Myopia Treatment with our Spring Optometrist
One of the most common refractive errors of the eye is myopia. This eye condition is usually referred to as nearsightedness and means that you can see things up close but things that are far away appear to be blurry. Over 40 percent of the population in the United States has myopia. There is often little that can be done to prevent myopia, but if you do get diagnosed with it, this eye condition is very treatable.
Causes of Myopia
Myopia occurs when the eyeball grows too long. This causes light rays to focus at the front of the retina instead of on its surface. This refractive error can also occur when the cornea is too curved for the elongated eyeball.
Risk Factors Associated with Myopia
School-age children are usually prone to getting myopia. As a child grows into an adult, the eye condition progresses. If both of the child's parents have myopia, it increases the child's chances of having it. However, even an adult who had a perfect vision as a child can develop myopia. Besides inheriting the disease, other people who have an increased chance of being affected by myopia include:
- Those who do a lot of close visual work, such as reading or working on the computer
- Those with a diagnosis of diabetes
- Those who are of East Asian descent
Children who live in urban areas are also at a higher risk of getting myopia than those who grow up in rural areas.
Common Symptoms of Myopia
One of the most common signs of myopia is having the inability to read things that are far away. This could include road signs and whiteboards in school and at work. Some of the most common symptoms associated with myopia include:
- Squinting the eyes to see more clearly
- Experiencing eyestrain
- Feeling fatigued
- Getting frequent headaches

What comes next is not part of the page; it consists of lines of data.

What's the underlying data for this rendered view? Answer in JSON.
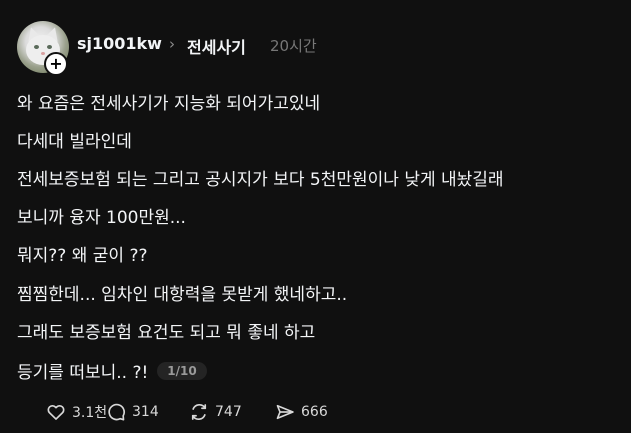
{
  "header": {
    "username": "sj1001kw",
    "chevron": "›",
    "community": "전세사기",
    "timestamp": "20시간",
    "follow_badge": "+",
    "avatar_icon": "cat-avatar"
  },
  "post": {
    "lines": [
      "와 요즘은 전세사기가 지능화 되어가고있네",
      "다세대 빌라인데",
      "전세보증보험 되는 그리고 공시지가 보다 5천만원이나 낮게 내놨길래",
      "보니까 융자 100만원...",
      "뭐지?? 왜 굳이 ??",
      "찜찜한데... 임차인 대항력을 못받게 했네하고..",
      "그래도 보증보험 요건도 되고 뭐 좋네 하고",
      "등기를 떠보니.. ?!"
    ],
    "page_indicator": "1/10"
  },
  "actions": {
    "like_count": "3.1천",
    "comment_count": "314",
    "repost_count": "747",
    "share_count": "666",
    "icons": [
      "heart-icon",
      "comment-icon",
      "repost-icon",
      "share-icon"
    ]
  },
  "colors": {
    "background": "#101010",
    "text": "#f3f5f7",
    "muted": "#777777",
    "badge_bg": "#242424"
  }
}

If you already have eyeglasses or contact lenses and are experiencing these symptoms, it means myopia has progressed and you most likely need a stronger prescription.
How Myopia Is Diagnosed and Treated
Having a comprehensive eye exam is the easiest way to diagnose myopia. During the exam, the optometrist may use a distance chart, which measures the clarity of your vision. If a diagnosis of myopia gets made, our optometrist will recommend either prescription eyeglasses or contact lenses to help correct your vision. You may also have the option of undergoing refractive surgery.
Contact Us Today
If you think you are experiencing nearsightedness, or it's time to schedule your routine eye exam, contact Today's Vision Family Eye Care by calling (281) 601-1001 on Rayford Road or (281)719-9926 on Riley Fuzzel Road, both of which are located in Spring, TX.